Next, appellant claims the four year statute of limitations of 42 Pa.C.S. § 5525(3), concerning contracts not founded upon an instrument in writing, applies to prohibit appellant's cause of action. We find this argument to be without merit. The statute of limitations is not an affirmative defense in equity actions, the proper defense is a claim of laches. Ritter v. Theodore Pendergrass Teddy Bear Productions, 356 Pa. Super. 422, 514 A.2d 930 (1986). Laches can only be found in clear cases, when the party asserting laches shows a delay arising from the other party's failure to exercise due diligence and prejudice from the delay. Estate of Marushak, 488 Pa. 607, 413 A.2d 649 (1980); Leedom v. Thomas, 473 Pa. 193, 373 A.2d 1329 (1977). Furthermore, laches will not be imputed to one constantly in possession of premises the title of which is in controversy. Fitzpatrick v. Fitzpatrick, 346 Pa. 202, 29 A.2d 790 (1943). Here, there is no clear claim to laches. Appellee clearly moved onto the property at the time the gift was made and no prejudice can be shown by appellant. Moreover, appellee has held constant possession of the property in controversy since 1972.
Lastly, we find specific performance is a proper remedy under these circumstances. Due to real estate's unique character the remedy of specific performance in equity is particularly appropriate, especially when substantial improvements have been made to the land. See Concorde Investments, Inc. v. Gallagher, 345 Pa. Super. 49, 497 A.2d 637 (1985).
POPOVICH, Judge, concurring:
[ 386 Pa. Super.

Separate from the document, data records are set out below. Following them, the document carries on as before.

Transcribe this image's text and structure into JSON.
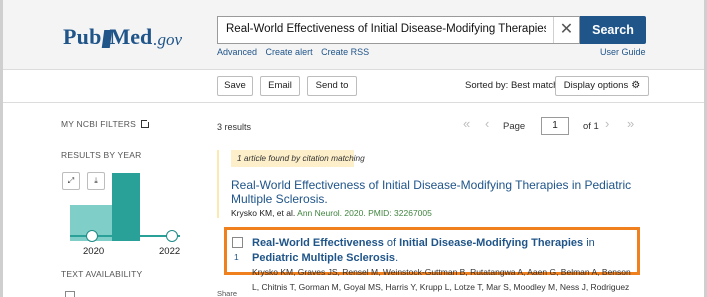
{
  "header": {
    "logo": {
      "pub": "Pub",
      "m": "Med",
      "gov": ".gov"
    },
    "search": {
      "query": "Real-World Effectiveness of Initial Disease-Modifying Therapies in Pediatric Multiple Sclerosis",
      "clear_icon": "close-icon",
      "button_label": "Search"
    },
    "links": [
      "Advanced",
      "Create alert",
      "Create RSS"
    ],
    "user_guide": "User Guide"
  },
  "toolbar": {
    "save": "Save",
    "email": "Email",
    "send_to": "Send to",
    "sorted_by": "Sorted by: Best match",
    "display_options": "Display options",
    "display_icon": "gear-icon"
  },
  "sidebar": {
    "ncbi_filters": "MY NCBI FILTERS",
    "results_by_year": "RESULTS BY YEAR",
    "expand_icon": "expand-icon",
    "download_icon": "download-icon",
    "year_start": "2020",
    "year_end": "2022",
    "text_availability": "TEXT AVAILABILITY",
    "bar_chart": {
      "bar_color": "#2aa198",
      "bar_color_light": "#7fcfc8"
    }
  },
  "results": {
    "count": "3 results",
    "pager": {
      "label": "Page",
      "current": "1",
      "of": "of 1"
    },
    "citation_note": "1 article found by citation matching",
    "first": {
      "title": "Real-World Effectiveness of Initial Disease-Modifying Therapies in Pediatric Multiple Sclerosis.",
      "authors": "Krysko KM, et al.",
      "journal": "Ann Neurol. 2020.",
      "pmid": "PMID: 32267005"
    },
    "second": {
      "number": "1",
      "title_parts": [
        {
          "text": "Real-World Effectiveness",
          "bold": true
        },
        {
          "text": " of ",
          "bold": false
        },
        {
          "text": "Initial Disease-Modifying Therapies",
          "bold": true
        },
        {
          "text": " in ",
          "bold": false
        },
        {
          "text": "Pediatric Multiple Sclerosis",
          "bold": true
        },
        {
          "text": ".",
          "bold": false
        }
      ],
      "authors_line1": "Krysko KM, Graves JS, Rensel M, Weinstock-Guttman B, Rutatangwa A, Aaen G, Belman A, Benson",
      "authors_line2": "L, Chitnis T, Gorman M, Goyal MS, Harris Y, Krupp L, Lotze T, Mar S, Moodley M, Ness J, Rodriguez",
      "share": "Share"
    },
    "highlight_color": "#f07f1e"
  }
}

Page 597]
While I agree with the majority's opinion, I write separately to reiterate our Supreme Court's position on the Statute of Frauds' effect on a parol gift of land. In Rarry Page 597} v. Shimek, 360 Pa. 315, 316-20, 62 A.2d 46, 47-48 (1948), and again in In re Yarnall's Estate, 376 Pa. 582, 590, 103 A.2d 753, 758 (1954), our Supreme Court stated:

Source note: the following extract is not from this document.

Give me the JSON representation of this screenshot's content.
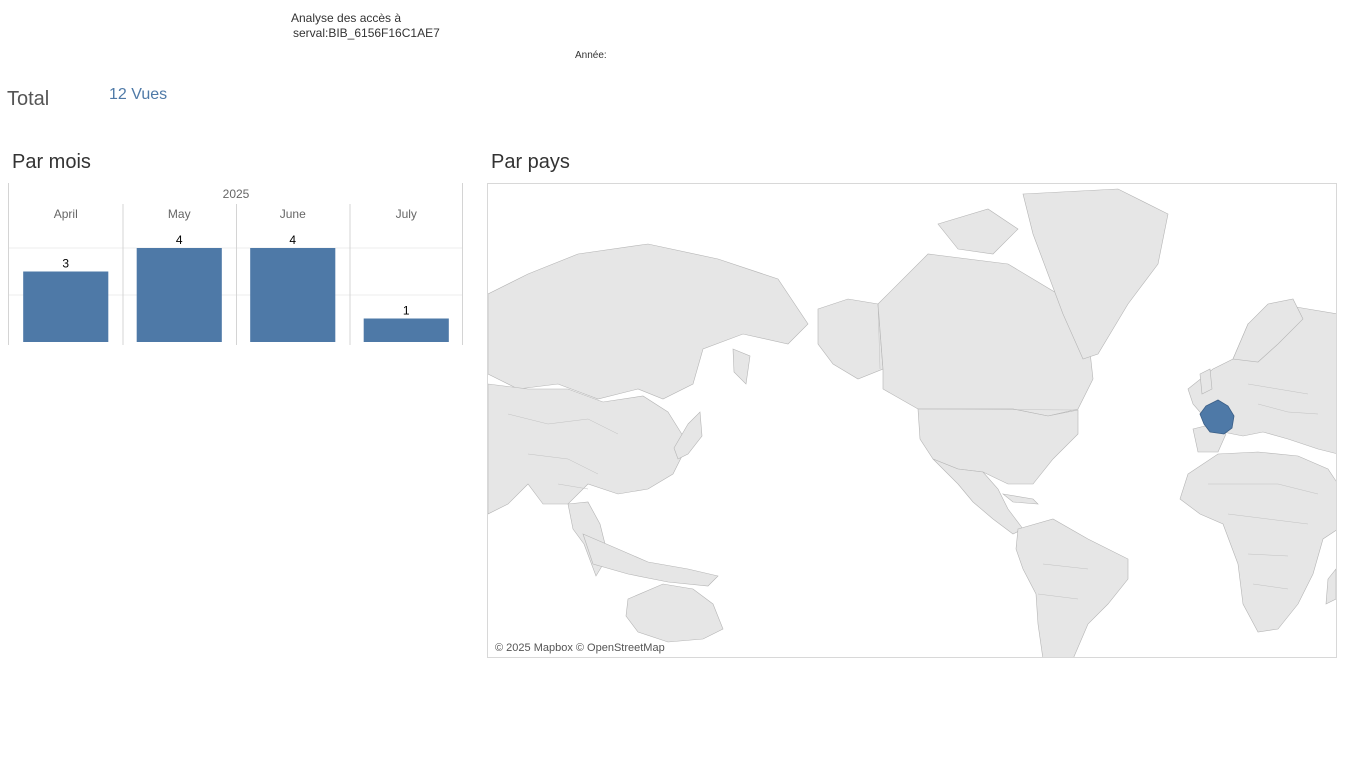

The requisites for the creation of a valid parol gift of land notwithstanding the Statute of Frauds of March 21, 1772, 1 Sm.L. 389, sec. 1, 33 P.S. § 1, have been clearly defined in a multitude of cases. Those requisites are (1) that the evidence of the gift be direct, positive, express and unambiguous; (2) that possession be taken in pursuance of the alleged gift at the time or immediately after it is made, and that such possession be exclusive, open, notorious, adverse and continuous; (3) that the donee make valuable improvements on the property for which compensation in damages would be inadequate. (footnotes omitted)

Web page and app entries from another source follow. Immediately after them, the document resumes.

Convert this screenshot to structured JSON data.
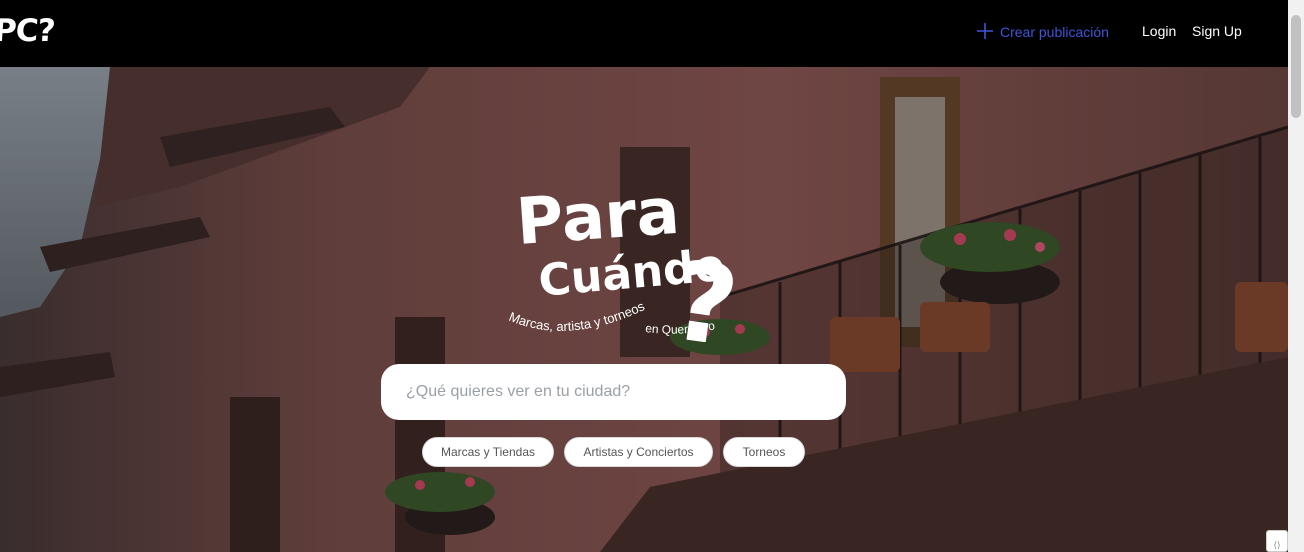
{
  "header": {
    "logo_text": "PC?",
    "create_label": "Crear publicación",
    "login_label": "Login",
    "signup_label": "Sign Up",
    "accent_color": "#3f56d6"
  },
  "hero": {
    "brand_line_1": "Para",
    "brand_line_2": "Cuándo",
    "tagline_1": "Marcas, artista y torneos",
    "tagline_2": "en Querétaro",
    "search": {
      "placeholder": "¿Qué quieres ver en tu ciudad?",
      "value": ""
    },
    "chips": [
      "Marcas y Tiendas",
      "Artistas y Conciertos",
      "Torneos"
    ]
  },
  "icons": {
    "create": "plus-icon",
    "corner": "resize-icon"
  }
}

Cases involving a parol gift of land have not appeared before the courts of our Commonwealth since Yarnall's Estate. Accordingly, I believe it is important to note the continued authority of the aforementioned decisions. As applied instantly, the parol gift of land by the appellant meets the requirements of Rarry and Yarnall's Estate, and thus, the gift does not run afoul of the Statute of Frauds.
MELINSON, Judge, concurring:
As indicated by Judge Popovich in his concurring statement, the elements for a creation of a valid parol gift of land are set forth in Rarry v. Shimek, 360 Pa. 315, 62 A.2d 46 (1948), and In re Yarnall's Estate, 376 Pa. 582, 103 A.2d 753 (1954). These are: "(1) that the evidence of the gift be direct, positive, express and unambiguous; (2) that possession be taken in pursuance of the alleged gift at the time or immediately after it is made, and that such possession be exclusive, open, notorious, adverse and continuous; (3) that the donee make valuable improvements on the property for which compensation in damages would be inadequate." Rarry, 360 Pa. at 317-318, 62 A.2d at 47-48; Yarnall's Estate, 376 Pa. at 590, 103 A.2d at 758 (footnotes omitted). I agree with Judge Popovich that the record adequately
[ 386 Pa. Super. Page 598]
demonstrates that these elements have been met. I write separately to emphasize that our review of this case is controlled by the requirements of Rarry and Yarnall's Estate. Only one of these elements, that of donative intent, is treated in the majority's analysis. Accordingly, I concur with, rather than join, the majority.